Buffalo already offers students a chance to work toward their associate degree while earning a high school diploma through its Middle Early College High School, but P-TECH is different.
“I am excited about this new model and look forward to partnering with local high schools to address industry skills’ gaps, while providing jobs for people in our community,” said Erie Community College President Dan Hocoy, who has also been in on the discussions.
The model aligns with what the district has done over the past couple years at Bennett High School, which was phased out and reopened as the Lewis J. Bennett School of Innovation with a focus on computer-science related fields.
"This requires a stricter adherence to sort of a 9 to 14 model,” Cash said of P-TECH, “and the partnership with higher education and the business alignment is really important – so that excites me.”
The district is just at the beginning of the discussion and there are still plenty of questions.
P-TECH, for example, runs on a longer school day, so the district would need the support of the Buffalo Teachers Federation.
“What I do worry about is taking part of it and slapping the P-TECH name on it and thinking we’re doing it right,” Quinn said. “You've got to change the structure from top to bottom on how you do it. And I think the district is ready to do that.”
There’s also a difference of opinion as to whether the district would open a new school or redesign an existing one to fit the P-TECH format.

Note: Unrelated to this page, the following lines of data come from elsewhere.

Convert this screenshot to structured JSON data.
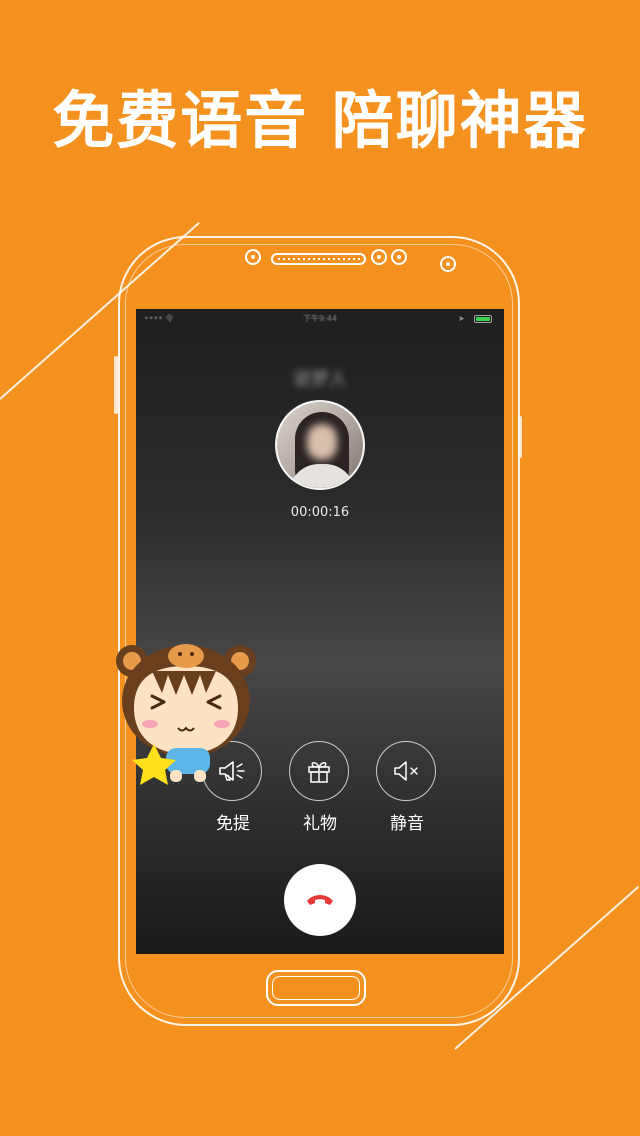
{
  "headline": "免费语音 陪聊神器",
  "call_screen": {
    "status_left": "•••• 令",
    "status_time": "下午9:44",
    "caller_name": "说梦人",
    "timer": "00:00:16",
    "controls": [
      {
        "label": "免提",
        "icon": "speaker-icon"
      },
      {
        "label": "礼物",
        "icon": "gift-icon"
      },
      {
        "label": "静音",
        "icon": "mute-icon"
      }
    ],
    "hangup_icon": "hangup-phone-icon"
  },
  "colors": {
    "background": "#f5911f",
    "hangup_red": "#e53935",
    "battery_green": "#3bd34b"
  }
}
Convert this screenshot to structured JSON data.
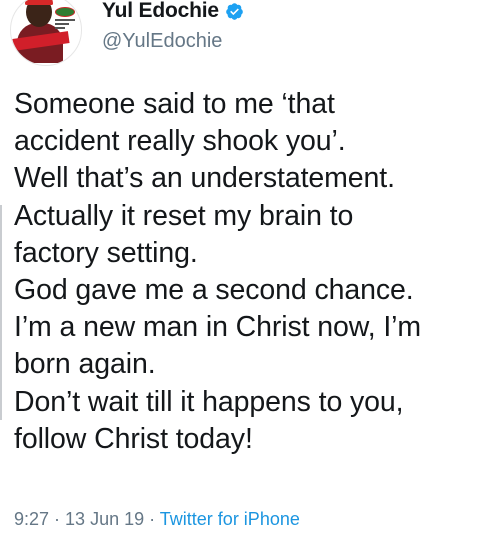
{
  "user": {
    "display_name": "Yul Edochie",
    "handle": "@YulEdochie",
    "verified": true,
    "verified_color": "#1da1f2",
    "avatar_icon": "profile-photo"
  },
  "tweet": {
    "lines": [
      "Someone said to me ‘that",
      "accident really shook you’.",
      "Well that’s an understatement.",
      "Actually it reset my brain to",
      "factory setting.",
      "God gave me a second chance.",
      "I’m a new man in Christ now, I’m",
      "born again.",
      "Don’t wait till it happens to you,",
      "follow Christ today!"
    ]
  },
  "meta": {
    "time": "9:27",
    "separator": " · ",
    "date": "13 Jun 19",
    "source": "Twitter for iPhone",
    "source_color": "#1b95e0",
    "text_color": "#657786"
  }
}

“I think we could get it done,” Cash said. “I’m interested in it, but I’m interested in either morphing or doing it at that site – Bennett – because we don’t have enough population in the city right now to start adding more high schools when I have five high schools that are half filled. The population has stabilized, so we want to be careful as we grow, that we’re growing right.”